Syed leads a large and diverse cardiology practice at Oakville Trafalgar Memorial Hospital and remains involved with the app project through ongoing consulting.

Recognizing potential for improvements: Across Ontario and Canada, fax machines or hospital-based e-mail are still considered standard way for emergency department doctors and on-call interventional cardiologists to share ECG images because they’re secure and protect patient privacy.

Using faxes or e-mail to communicate is inefficient for rapid point-of-care decision-making when time is of the essence, yet they remain the norm at most Canadian hospitals, says Mir.

Canadian guidelines say that once a STEMI patient arrives at a hospital emergency department, they need to be diagnosed and receive treatment at a regional catheterization lab within two hours, where appropriate, for the best chance of survival and to avoid major adverse cardiac events.

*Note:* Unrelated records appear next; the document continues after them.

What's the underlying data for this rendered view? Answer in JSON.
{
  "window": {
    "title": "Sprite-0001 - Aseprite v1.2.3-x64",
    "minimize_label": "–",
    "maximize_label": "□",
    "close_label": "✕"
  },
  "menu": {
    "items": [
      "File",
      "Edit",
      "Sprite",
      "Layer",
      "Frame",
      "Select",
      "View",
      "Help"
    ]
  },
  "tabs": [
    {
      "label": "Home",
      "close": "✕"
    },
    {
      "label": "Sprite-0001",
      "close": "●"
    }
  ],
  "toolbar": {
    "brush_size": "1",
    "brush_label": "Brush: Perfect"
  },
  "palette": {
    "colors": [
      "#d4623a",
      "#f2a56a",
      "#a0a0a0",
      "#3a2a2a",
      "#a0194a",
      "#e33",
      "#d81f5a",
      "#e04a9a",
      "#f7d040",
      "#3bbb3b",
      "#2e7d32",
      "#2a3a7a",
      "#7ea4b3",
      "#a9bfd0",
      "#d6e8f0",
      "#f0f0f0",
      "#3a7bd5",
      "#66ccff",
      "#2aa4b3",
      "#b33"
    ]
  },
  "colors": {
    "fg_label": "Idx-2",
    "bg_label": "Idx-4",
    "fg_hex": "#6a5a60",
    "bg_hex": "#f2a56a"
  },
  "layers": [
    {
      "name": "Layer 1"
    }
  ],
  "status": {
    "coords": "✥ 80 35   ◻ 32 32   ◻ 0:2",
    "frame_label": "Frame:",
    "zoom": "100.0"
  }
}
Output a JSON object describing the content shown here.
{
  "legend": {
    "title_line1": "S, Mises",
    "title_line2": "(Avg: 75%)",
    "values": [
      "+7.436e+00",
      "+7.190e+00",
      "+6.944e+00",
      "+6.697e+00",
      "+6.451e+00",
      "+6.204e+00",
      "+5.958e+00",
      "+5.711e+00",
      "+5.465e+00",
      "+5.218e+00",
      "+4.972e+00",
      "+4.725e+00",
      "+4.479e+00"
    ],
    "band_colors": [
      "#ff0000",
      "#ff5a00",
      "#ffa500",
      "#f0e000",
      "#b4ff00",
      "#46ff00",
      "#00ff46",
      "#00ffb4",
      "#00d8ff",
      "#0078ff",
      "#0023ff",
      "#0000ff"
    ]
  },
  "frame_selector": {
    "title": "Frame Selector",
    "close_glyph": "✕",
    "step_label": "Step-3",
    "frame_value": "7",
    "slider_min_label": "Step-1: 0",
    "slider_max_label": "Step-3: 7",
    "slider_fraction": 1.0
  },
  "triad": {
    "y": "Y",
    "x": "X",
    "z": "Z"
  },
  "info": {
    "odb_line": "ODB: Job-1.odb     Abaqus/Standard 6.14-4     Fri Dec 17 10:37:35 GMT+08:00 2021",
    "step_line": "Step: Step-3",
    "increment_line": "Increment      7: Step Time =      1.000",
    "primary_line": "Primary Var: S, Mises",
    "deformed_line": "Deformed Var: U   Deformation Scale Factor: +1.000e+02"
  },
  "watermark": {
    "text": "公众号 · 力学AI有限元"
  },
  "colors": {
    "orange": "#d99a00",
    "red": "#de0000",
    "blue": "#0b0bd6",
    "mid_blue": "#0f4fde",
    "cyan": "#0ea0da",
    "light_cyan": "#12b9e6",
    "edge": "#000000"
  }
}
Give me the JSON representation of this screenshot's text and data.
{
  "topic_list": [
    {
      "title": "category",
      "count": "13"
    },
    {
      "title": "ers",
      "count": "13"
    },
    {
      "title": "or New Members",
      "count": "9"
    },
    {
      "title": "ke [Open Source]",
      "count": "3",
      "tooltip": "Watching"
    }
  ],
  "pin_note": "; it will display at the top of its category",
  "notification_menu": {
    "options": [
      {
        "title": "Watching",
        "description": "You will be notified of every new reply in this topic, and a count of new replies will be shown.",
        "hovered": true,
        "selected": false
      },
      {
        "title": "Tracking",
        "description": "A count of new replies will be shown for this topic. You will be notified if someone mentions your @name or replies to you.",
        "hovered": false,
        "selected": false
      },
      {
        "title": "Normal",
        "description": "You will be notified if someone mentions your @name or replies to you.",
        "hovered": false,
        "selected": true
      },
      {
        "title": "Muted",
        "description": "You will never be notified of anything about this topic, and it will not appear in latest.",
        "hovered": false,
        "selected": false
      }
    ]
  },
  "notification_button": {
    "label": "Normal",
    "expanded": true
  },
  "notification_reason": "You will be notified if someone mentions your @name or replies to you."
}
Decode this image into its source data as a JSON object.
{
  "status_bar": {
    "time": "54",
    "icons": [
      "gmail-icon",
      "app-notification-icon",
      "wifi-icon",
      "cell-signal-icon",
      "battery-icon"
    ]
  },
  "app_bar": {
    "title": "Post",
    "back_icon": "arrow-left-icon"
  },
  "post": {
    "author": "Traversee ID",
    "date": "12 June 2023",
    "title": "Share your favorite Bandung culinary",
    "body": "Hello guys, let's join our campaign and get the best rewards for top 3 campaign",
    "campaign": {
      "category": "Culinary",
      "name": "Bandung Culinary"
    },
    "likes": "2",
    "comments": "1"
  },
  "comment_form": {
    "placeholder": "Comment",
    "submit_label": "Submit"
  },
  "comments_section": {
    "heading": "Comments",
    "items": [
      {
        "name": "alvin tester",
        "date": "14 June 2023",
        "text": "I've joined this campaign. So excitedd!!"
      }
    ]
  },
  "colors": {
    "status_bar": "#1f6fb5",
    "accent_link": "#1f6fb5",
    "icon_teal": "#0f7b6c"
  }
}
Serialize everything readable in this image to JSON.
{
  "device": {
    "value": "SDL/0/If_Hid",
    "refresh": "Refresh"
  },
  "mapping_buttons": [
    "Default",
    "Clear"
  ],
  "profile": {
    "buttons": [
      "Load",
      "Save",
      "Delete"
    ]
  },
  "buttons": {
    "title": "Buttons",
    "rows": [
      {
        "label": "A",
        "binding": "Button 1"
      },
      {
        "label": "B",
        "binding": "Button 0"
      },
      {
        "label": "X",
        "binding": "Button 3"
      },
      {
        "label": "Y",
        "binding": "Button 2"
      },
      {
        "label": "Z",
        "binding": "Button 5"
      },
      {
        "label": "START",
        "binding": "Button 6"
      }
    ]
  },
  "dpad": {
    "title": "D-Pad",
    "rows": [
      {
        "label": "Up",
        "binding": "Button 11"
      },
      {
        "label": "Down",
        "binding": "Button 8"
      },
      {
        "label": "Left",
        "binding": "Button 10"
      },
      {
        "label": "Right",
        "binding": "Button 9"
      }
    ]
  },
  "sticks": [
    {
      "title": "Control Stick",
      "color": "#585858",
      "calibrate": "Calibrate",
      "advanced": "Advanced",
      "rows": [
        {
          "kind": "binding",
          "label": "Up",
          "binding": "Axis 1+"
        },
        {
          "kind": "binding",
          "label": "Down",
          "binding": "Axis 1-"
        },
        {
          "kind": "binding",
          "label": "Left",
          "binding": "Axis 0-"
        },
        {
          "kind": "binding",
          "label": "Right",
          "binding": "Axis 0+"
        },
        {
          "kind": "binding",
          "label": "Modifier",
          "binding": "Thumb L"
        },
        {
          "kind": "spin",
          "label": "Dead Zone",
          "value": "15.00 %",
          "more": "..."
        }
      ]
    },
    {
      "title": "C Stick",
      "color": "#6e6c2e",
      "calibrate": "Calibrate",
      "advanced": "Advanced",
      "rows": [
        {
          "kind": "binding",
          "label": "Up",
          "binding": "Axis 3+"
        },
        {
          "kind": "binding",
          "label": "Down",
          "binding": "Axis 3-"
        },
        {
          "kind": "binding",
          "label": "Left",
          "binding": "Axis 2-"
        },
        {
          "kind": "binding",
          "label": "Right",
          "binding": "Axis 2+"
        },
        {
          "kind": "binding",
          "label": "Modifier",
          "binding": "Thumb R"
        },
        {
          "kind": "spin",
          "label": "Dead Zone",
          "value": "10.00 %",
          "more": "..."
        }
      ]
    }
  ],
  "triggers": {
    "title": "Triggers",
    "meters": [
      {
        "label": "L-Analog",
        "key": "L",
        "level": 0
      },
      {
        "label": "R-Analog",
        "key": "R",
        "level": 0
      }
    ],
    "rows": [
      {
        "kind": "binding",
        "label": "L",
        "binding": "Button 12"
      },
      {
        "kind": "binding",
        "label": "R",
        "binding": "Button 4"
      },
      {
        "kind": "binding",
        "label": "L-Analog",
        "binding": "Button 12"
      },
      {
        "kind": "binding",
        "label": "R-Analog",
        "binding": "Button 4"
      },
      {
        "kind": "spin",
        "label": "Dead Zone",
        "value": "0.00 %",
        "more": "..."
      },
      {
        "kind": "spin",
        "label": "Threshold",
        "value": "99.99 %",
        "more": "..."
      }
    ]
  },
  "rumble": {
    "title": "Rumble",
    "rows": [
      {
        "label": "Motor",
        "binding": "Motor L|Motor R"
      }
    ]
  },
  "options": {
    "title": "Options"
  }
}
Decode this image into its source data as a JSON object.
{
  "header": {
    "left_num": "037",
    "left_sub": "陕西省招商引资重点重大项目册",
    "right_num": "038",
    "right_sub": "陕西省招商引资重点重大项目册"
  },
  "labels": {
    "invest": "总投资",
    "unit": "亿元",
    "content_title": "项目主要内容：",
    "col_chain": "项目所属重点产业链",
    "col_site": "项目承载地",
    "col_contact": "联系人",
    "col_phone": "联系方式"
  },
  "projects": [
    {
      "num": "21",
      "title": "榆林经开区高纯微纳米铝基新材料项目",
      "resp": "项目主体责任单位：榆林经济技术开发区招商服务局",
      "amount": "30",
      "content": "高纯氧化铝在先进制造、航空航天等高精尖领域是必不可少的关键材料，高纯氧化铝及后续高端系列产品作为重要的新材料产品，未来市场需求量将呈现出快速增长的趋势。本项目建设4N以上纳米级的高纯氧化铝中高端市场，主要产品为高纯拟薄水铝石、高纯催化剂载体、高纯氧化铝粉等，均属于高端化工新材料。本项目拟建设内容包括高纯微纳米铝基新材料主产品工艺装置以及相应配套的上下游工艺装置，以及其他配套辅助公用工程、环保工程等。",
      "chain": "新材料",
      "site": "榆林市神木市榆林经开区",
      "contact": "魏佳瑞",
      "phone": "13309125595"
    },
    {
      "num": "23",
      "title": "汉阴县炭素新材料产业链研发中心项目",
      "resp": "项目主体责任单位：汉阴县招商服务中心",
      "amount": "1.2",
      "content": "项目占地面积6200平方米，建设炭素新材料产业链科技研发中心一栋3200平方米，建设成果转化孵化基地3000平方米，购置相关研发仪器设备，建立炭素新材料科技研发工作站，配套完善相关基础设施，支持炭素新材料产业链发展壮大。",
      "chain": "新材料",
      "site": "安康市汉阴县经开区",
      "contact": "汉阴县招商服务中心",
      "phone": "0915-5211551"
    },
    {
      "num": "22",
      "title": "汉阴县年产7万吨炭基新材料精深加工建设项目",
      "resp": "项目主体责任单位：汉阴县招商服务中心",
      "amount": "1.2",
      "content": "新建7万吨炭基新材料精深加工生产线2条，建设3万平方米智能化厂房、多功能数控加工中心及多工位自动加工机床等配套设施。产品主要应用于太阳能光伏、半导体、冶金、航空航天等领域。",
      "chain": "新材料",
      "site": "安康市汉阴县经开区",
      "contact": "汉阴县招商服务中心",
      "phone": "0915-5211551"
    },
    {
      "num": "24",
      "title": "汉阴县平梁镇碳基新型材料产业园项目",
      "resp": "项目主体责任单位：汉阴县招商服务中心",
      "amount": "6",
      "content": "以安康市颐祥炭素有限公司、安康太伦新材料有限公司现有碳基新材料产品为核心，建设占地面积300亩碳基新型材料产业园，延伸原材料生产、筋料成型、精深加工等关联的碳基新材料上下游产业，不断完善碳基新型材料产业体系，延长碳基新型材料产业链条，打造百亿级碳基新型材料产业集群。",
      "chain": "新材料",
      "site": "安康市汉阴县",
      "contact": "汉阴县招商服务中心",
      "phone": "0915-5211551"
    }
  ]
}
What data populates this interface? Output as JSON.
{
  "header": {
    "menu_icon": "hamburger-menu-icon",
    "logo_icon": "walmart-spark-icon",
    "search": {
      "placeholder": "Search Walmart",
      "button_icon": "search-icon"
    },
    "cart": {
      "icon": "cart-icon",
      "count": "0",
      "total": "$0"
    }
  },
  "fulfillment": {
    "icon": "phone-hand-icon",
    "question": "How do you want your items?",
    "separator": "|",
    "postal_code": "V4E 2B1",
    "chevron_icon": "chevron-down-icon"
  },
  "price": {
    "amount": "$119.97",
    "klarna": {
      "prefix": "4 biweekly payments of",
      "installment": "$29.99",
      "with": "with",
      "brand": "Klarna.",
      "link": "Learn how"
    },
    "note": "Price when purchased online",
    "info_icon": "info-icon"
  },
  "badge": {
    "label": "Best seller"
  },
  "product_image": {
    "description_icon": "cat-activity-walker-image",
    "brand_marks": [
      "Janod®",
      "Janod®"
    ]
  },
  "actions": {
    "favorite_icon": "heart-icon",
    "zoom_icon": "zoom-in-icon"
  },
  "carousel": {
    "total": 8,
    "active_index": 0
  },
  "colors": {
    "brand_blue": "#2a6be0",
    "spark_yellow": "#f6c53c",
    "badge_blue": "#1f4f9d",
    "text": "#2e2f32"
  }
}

“These patients needed to be diagnosed as fast as possible and transferred to a catheterization lab if needed, but this wasn’t happening as efficiently as it could because we were using outdated technology,” says Mir.

Time is of the essence: Mir and Syed felt that a secure, privacy-compliant, point-of-care tool would be a game-changer for hospitals and STEMI patients, so over the subsequent years during their off-hours, they developed the SMART AMI app. “It was something we did on our own time, after work and on weekends,” says Mir. “It became a passion project.”

The SMART AMI app has been used by HGH and the region’s emergency departments since 2020 as part of two pilot projects led by Mir and Dr. Madhu Natarajan, an interventional cardiologist at HGH. It has shown to speed up communication and get STEMI patients to HGH’s catheterization lab faster.

The first trial, from 2020 to 2022, allowed Niagara area emergency department doctors to send ECG images to HGH on-call interventional cardiologists using the app. Based on that trial’s success, a grant was secured from the Hamilton Academic Health Sciences Organization for a two-year trial launched in 2022 to implement the app at the 14 hospitals in the region that send their STEMI patients to HGH.

The HHS-based Centre for Evidence Based Implementation trained the region’s more than 350 emergency doctors to use the app and supported the app during the evaluation process.

When the trial ends in the spring of 2024, the smartphone app is expected to remain at HGH as a leading-edge communications tool. There is also hope that the program can be expanded to help with communication between paramedics and interventional cardiologists when a STEMI patient is identified on an ECG done by the paramedics in the patient’s home. Currently, only verbal rather than visual communication is used.

“Every single emergency department doctor in our region that refers STEMI patients to HGH has access to this app,” says Natarajan, who considers it an excellent tool. Natarajan is also the provincial task group chair for STEMI at the Ontario Health cardiac services team.

“This has been about more than just building the technology of the app. Quick recognition is key, so patients can receive the most appropriate care. We’ve been able to navigate the many challenges in implementing such a tool across a complex healthcare system to help with rapid communication between different healthcare providers in helping patient management.”

The app’s many supporters also include Dr. Alim Pardhan, site lead at HGH’s emergency department.

“It definitely helps emergency department doctors reach interventional cardiologists more efficiently,” he says. “That’s especially helpful for emergency department doctors working in regional hospitals. It totally speeds things up in terms of getting the patient to where they need to be, faster and more efficiently. It has certainly been a very helpful tool.”


 likes / 0 Comments
Share this post:


> <
Jan Feb Mar Apr May Jun Jul Aug Sep Oct Nov Dec
Jan Feb Mar Apr May Jun Jul Aug Sep Oct Nov Dec
Jan Feb Mar Apr May Jun Jul Aug Sep Oct Nov Dec
Jan Feb Mar Apr May Jun Jul Aug Sep Oct Nov Dec
Jan Feb Mar Apr May Jun Jul Aug Sep Oct Nov Dec